MORE BCS FALLOUT: The AP's Tim Dahlberg wrote under the header, "BCS Sells Out; We Pay Price." The BCS, in selling its rights to ESPN beginning in January 2011, "sold out more than 15 million U.S. households," and they "did it for the money." Dahlberg: "It's just business as usual, and the business in this case is college football, which long ago gave up the pretense of being anything other than a big money factory for the schools that play it. Can't afford cable or satellite TV? Too bad, but you're not the demographic advertisers want watching anyway" (AP, 11/19). But in Orlando, Dave Darling writes the ESPN/BCS partnership is "not a bad deal for college football and its fans." No network has "more resources and can devote more time to covering this sport than ESPN" (ORLANDO SENTINEL, 11/21).
Comcast SportsNet Philadelphia To Re-Air
Key Games From Phillies' World Series Run
END OF THE LINE: MSG Media President Mike Bair said that MSG Network's nightly "MSG, NY" will no longer "exist in its current form, effective at the end of the calendar year." On Long Island, Neil Best reported the program "will be 'repurposed' as something more closely resembling a traditional postgame show and generally will appear only on nights the Knicks and/or Rangers play." Bair said that the show will cover "more than just those two teams, including other local hockey teams on Rangers game nights." Best wrote the show was an "unusual blend of sports and entertainment, primarily focused" on MSG events. Bair said that he does "not anticipate job losses of MSG staff." Meanwhile, MSG also will cancel its weekly "Hockey Night Live" (NEWSDAY, 11/20).
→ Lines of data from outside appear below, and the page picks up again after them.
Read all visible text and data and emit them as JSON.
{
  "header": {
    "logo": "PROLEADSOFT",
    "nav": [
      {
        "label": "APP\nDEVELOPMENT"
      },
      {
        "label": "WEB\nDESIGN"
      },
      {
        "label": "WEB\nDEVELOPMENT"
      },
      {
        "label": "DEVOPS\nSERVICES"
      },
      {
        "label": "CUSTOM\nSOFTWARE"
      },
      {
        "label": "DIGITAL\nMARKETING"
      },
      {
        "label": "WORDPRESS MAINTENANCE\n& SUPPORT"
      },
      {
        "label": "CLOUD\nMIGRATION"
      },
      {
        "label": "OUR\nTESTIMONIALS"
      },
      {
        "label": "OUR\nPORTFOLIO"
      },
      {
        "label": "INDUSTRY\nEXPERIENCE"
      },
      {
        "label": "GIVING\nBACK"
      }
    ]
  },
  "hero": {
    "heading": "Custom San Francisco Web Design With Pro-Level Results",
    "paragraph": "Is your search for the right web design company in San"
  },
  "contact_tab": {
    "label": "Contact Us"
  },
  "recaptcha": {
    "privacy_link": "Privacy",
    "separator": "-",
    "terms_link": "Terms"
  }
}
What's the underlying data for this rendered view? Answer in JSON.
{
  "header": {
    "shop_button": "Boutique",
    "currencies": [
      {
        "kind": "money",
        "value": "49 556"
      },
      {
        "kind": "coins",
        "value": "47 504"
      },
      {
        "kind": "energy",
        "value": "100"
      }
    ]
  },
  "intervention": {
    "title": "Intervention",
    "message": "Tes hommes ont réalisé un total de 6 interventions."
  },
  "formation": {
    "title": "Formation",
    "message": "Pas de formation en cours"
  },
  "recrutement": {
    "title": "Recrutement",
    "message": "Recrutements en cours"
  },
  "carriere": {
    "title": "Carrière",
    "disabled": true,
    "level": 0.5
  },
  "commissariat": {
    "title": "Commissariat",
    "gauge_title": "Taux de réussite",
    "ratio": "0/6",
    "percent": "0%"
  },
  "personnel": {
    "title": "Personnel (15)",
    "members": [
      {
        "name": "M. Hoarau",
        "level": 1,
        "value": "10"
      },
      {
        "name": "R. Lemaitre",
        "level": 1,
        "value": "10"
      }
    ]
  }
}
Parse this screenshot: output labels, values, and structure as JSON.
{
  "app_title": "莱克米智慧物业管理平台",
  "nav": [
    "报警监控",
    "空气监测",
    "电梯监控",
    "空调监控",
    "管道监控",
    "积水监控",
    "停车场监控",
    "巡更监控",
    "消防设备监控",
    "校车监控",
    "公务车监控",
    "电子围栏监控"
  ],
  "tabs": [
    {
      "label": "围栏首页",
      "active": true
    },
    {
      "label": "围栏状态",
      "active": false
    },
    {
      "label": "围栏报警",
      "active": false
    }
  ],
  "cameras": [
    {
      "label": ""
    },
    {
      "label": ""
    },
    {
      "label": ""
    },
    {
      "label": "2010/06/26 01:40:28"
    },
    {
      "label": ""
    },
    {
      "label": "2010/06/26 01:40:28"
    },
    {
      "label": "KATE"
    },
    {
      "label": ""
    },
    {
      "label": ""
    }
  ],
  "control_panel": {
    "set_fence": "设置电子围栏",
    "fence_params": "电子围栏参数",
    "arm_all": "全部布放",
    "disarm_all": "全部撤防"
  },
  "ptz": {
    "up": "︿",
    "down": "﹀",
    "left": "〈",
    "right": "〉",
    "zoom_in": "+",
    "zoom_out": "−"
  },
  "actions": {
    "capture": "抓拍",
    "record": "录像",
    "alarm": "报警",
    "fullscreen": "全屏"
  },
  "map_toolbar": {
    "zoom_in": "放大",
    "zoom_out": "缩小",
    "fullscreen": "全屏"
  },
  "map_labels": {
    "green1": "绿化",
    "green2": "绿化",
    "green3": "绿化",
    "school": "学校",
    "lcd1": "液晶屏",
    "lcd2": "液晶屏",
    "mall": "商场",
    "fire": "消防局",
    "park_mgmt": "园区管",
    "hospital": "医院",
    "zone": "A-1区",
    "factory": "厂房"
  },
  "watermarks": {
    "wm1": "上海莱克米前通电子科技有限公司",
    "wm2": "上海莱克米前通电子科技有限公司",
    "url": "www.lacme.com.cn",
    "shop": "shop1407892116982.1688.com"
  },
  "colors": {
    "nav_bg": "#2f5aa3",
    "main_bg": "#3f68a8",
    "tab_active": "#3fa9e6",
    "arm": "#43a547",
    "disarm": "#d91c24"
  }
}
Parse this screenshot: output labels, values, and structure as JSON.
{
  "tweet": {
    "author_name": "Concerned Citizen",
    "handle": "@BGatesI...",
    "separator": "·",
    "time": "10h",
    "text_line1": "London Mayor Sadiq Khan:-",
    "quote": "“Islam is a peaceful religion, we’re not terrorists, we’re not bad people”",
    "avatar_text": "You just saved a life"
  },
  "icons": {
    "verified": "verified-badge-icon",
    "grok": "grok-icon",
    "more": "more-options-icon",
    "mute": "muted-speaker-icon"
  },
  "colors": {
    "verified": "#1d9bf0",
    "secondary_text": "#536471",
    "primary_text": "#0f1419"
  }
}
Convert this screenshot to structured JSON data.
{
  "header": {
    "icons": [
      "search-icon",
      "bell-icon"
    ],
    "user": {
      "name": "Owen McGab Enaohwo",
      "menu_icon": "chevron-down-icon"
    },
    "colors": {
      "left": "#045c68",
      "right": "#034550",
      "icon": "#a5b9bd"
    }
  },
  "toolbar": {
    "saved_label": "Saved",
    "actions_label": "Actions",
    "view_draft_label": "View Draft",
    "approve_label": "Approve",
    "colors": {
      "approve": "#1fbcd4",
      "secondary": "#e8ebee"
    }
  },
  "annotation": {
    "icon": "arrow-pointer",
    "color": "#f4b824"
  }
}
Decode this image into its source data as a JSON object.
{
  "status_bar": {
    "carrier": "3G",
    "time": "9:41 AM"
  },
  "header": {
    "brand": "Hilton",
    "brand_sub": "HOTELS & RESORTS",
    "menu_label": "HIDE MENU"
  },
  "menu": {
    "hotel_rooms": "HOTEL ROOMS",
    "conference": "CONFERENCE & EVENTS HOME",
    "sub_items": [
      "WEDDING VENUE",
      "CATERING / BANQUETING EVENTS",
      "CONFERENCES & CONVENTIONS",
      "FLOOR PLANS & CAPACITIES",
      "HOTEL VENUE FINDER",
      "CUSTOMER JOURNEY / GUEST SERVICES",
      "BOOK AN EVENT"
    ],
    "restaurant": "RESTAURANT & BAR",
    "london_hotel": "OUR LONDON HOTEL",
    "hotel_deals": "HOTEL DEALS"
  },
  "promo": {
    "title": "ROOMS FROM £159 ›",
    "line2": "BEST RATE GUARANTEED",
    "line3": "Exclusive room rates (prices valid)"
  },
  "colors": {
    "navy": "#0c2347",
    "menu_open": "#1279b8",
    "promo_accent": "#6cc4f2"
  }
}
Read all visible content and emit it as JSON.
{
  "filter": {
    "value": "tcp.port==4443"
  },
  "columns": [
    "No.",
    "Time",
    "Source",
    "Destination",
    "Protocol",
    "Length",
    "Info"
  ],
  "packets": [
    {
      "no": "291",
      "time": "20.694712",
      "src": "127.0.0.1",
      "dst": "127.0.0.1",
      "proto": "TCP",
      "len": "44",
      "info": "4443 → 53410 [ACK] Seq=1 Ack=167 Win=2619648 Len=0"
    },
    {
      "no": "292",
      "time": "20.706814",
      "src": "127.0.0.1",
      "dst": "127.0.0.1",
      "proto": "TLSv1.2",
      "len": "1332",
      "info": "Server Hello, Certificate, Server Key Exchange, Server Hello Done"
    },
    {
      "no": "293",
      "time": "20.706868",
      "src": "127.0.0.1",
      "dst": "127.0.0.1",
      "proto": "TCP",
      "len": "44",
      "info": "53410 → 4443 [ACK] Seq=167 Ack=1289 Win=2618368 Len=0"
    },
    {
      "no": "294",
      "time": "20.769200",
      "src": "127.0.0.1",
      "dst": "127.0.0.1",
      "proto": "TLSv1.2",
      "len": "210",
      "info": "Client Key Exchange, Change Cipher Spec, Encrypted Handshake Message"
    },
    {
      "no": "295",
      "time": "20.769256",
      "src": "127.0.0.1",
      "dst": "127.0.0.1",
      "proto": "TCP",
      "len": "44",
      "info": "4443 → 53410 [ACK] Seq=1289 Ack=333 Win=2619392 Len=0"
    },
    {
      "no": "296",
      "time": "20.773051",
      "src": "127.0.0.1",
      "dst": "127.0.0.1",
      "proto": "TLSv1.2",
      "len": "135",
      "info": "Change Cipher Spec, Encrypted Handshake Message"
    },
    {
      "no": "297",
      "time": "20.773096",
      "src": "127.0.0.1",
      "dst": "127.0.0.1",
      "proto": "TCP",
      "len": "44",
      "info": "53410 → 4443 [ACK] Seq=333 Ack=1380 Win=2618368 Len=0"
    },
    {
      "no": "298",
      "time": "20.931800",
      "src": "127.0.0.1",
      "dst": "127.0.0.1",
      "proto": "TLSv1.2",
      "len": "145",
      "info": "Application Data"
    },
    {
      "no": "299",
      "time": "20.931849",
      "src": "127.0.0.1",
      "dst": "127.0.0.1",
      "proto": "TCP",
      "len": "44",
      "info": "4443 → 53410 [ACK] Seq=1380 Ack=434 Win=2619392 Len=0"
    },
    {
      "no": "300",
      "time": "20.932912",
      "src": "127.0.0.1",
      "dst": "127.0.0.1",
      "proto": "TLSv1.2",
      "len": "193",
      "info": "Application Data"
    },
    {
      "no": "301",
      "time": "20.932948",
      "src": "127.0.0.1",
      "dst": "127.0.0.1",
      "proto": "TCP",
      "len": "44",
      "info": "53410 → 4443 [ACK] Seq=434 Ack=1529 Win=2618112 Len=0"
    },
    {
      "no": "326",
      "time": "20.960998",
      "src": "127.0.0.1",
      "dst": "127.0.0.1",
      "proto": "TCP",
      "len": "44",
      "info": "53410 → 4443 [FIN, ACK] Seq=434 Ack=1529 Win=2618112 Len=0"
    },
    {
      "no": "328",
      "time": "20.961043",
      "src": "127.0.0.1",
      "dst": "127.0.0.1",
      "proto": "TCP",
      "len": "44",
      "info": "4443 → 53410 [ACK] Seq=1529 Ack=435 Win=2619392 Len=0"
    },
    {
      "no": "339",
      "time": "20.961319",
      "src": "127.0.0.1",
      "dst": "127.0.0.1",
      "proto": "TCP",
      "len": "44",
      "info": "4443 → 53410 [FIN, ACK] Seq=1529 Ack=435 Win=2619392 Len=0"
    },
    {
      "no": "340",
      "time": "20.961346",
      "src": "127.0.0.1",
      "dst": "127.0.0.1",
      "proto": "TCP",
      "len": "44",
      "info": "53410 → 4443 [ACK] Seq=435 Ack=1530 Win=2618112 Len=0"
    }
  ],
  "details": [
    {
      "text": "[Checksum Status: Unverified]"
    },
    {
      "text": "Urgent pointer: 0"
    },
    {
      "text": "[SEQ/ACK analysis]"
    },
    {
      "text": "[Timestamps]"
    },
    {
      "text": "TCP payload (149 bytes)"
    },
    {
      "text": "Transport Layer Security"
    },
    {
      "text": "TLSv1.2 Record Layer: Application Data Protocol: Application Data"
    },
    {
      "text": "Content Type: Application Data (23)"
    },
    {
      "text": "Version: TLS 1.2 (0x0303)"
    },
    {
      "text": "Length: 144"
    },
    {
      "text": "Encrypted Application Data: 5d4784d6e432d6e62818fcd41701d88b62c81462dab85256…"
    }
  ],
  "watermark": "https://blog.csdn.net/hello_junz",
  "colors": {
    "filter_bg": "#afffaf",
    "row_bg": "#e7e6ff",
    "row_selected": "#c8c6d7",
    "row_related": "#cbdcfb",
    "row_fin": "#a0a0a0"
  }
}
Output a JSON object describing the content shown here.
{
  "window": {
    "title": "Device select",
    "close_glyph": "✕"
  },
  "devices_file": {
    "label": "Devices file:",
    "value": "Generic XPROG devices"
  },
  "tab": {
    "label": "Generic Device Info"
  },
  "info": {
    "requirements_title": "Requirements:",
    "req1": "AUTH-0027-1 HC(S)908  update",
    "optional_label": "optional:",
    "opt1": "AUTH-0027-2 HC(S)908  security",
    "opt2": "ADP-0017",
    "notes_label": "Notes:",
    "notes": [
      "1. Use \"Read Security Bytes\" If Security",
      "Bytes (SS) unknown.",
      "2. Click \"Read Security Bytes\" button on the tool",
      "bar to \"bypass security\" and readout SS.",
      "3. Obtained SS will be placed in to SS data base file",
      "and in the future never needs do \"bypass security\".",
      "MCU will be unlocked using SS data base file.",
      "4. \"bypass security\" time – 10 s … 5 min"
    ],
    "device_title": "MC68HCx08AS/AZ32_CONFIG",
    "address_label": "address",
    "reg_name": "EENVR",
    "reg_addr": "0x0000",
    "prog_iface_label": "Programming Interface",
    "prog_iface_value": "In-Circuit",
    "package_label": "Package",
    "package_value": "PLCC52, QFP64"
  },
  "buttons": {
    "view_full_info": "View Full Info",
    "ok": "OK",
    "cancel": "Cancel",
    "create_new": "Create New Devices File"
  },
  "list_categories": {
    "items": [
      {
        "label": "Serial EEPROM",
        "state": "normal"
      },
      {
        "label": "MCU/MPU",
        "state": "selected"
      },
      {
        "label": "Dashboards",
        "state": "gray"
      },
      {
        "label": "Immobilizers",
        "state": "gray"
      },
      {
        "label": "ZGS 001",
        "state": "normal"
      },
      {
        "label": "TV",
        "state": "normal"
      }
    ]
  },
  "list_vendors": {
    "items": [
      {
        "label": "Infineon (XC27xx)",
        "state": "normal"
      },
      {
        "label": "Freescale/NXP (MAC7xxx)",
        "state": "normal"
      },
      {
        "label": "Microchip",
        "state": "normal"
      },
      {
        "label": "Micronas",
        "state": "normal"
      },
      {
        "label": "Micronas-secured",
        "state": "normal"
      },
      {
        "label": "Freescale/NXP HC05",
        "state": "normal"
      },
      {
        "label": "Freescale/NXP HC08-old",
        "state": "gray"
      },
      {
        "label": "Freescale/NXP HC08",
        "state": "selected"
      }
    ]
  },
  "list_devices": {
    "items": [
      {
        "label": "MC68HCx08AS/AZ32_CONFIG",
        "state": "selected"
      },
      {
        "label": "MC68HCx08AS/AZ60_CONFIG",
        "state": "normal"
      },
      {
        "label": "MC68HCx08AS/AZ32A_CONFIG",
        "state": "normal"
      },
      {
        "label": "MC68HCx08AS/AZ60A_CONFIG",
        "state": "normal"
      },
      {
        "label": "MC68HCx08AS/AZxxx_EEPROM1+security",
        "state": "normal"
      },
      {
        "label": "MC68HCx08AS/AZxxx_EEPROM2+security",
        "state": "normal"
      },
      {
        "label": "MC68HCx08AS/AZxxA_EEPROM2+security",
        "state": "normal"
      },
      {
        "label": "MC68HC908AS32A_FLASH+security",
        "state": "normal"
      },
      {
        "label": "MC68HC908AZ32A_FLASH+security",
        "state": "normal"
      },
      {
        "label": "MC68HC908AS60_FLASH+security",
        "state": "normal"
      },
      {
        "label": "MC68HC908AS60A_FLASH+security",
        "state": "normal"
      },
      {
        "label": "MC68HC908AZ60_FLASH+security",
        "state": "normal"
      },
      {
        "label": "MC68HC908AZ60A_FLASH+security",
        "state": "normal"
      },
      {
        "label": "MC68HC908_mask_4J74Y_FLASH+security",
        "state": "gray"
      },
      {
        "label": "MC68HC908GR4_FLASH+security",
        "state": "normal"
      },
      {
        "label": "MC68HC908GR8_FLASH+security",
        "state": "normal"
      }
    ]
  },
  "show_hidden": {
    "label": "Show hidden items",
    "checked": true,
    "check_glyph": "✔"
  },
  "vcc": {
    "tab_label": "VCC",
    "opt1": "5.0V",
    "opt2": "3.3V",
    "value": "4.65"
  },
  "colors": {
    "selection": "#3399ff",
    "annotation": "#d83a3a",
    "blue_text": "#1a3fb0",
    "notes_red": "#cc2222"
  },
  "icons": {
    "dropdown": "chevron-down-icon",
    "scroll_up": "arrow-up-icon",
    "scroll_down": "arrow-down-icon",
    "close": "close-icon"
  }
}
NOTHING NEW: SPORTINGNEWS.com's Dave Larzelere writes three episodes into its "highly publicized run," ESPN.com's original online series "Mayne Street" is charting the "heavily trodden path of many bland sitcoms that have come before." The principal characters are a "collection of network comedy archetypes straight out of central casting" (SPORTINGNEWS.com, 11/20).